- Problem requirements -
Only the lines holding "email" are wanted. Copy every one from the records below.

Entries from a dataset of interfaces
= Beginning of Section =
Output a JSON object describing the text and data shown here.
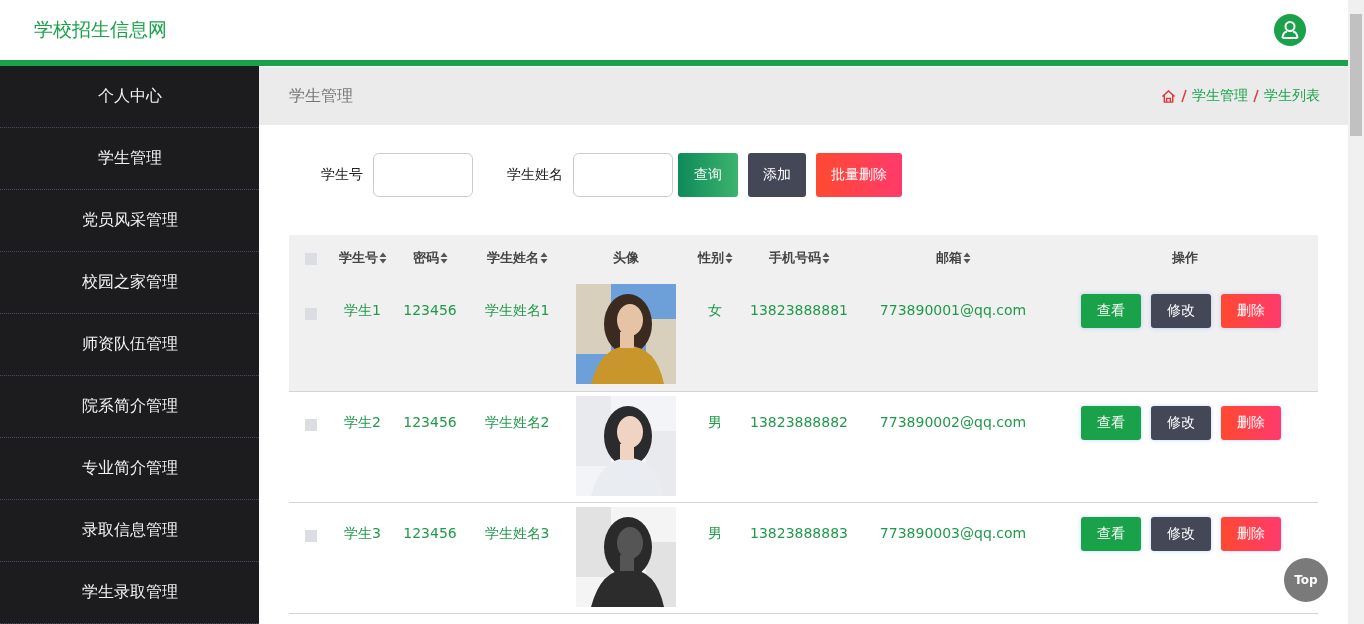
{
  "header": {
    "site_title": "学校招生信息网"
  },
  "sidebar": {
    "items": [
      {
        "label": "个人中心"
      },
      {
        "label": "学生管理"
      },
      {
        "label": "党员风采管理"
      },
      {
        "label": "校园之家管理"
      },
      {
        "label": "师资队伍管理"
      },
      {
        "label": "院系简介管理"
      },
      {
        "label": "专业简介管理"
      },
      {
        "label": "录取信息管理"
      },
      {
        "label": "学生录取管理"
      }
    ]
  },
  "page_title": "学生管理",
  "breadcrumb": [
    "学生管理",
    "学生列表"
  ],
  "search": {
    "fields": [
      {
        "label": "学生号"
      },
      {
        "label": "学生姓名"
      }
    ],
    "buttons": [
      {
        "label": "查询",
        "kind": "search"
      },
      {
        "label": "添加",
        "kind": "add"
      },
      {
        "label": "批量删除",
        "kind": "delete"
      }
    ]
  },
  "table": {
    "all_checked": false,
    "columns": [
      {
        "label": "学生号",
        "sortable": true
      },
      {
        "label": "密码",
        "sortable": true
      },
      {
        "label": "学生姓名",
        "sortable": true
      },
      {
        "label": "头像",
        "sortable": false
      },
      {
        "label": "性别",
        "sortable": true
      },
      {
        "label": "手机号码",
        "sortable": true
      },
      {
        "label": "邮箱",
        "sortable": true
      },
      {
        "label": "操作",
        "sortable": false
      }
    ],
    "rows": [
      {
        "checked": false,
        "highlighted": true,
        "student_no": "学生1",
        "password": "123456",
        "name": "学生姓名1",
        "gender": "女",
        "phone": "13823888881",
        "email": "773890001@qq.com",
        "actions": [
          {
            "label": "查看",
            "kind": "view"
          },
          {
            "label": "修改",
            "kind": "edit"
          },
          {
            "label": "删除",
            "kind": "delete"
          }
        ]
      },
      {
        "checked": false,
        "highlighted": false,
        "student_no": "学生2",
        "password": "123456",
        "name": "学生姓名2",
        "gender": "男",
        "phone": "13823888882",
        "email": "773890002@qq.com",
        "actions": [
          {
            "label": "查看",
            "kind": "view"
          },
          {
            "label": "修改",
            "kind": "edit"
          },
          {
            "label": "删除",
            "kind": "delete"
          }
        ]
      },
      {
        "checked": false,
        "highlighted": false,
        "student_no": "学生3",
        "password": "123456",
        "name": "学生姓名3",
        "gender": "男",
        "phone": "13823888883",
        "email": "773890003@qq.com",
        "actions": [
          {
            "label": "查看",
            "kind": "view"
          },
          {
            "label": "修改",
            "kind": "edit"
          },
          {
            "label": "删除",
            "kind": "delete"
          }
        ]
      }
    ]
  },
  "back_to_top": "Top"
}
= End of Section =
- Written solution -
        "email": "773890001@qq.com",
        "email": "773890002@qq.com",
        "email": "773890003@qq.com",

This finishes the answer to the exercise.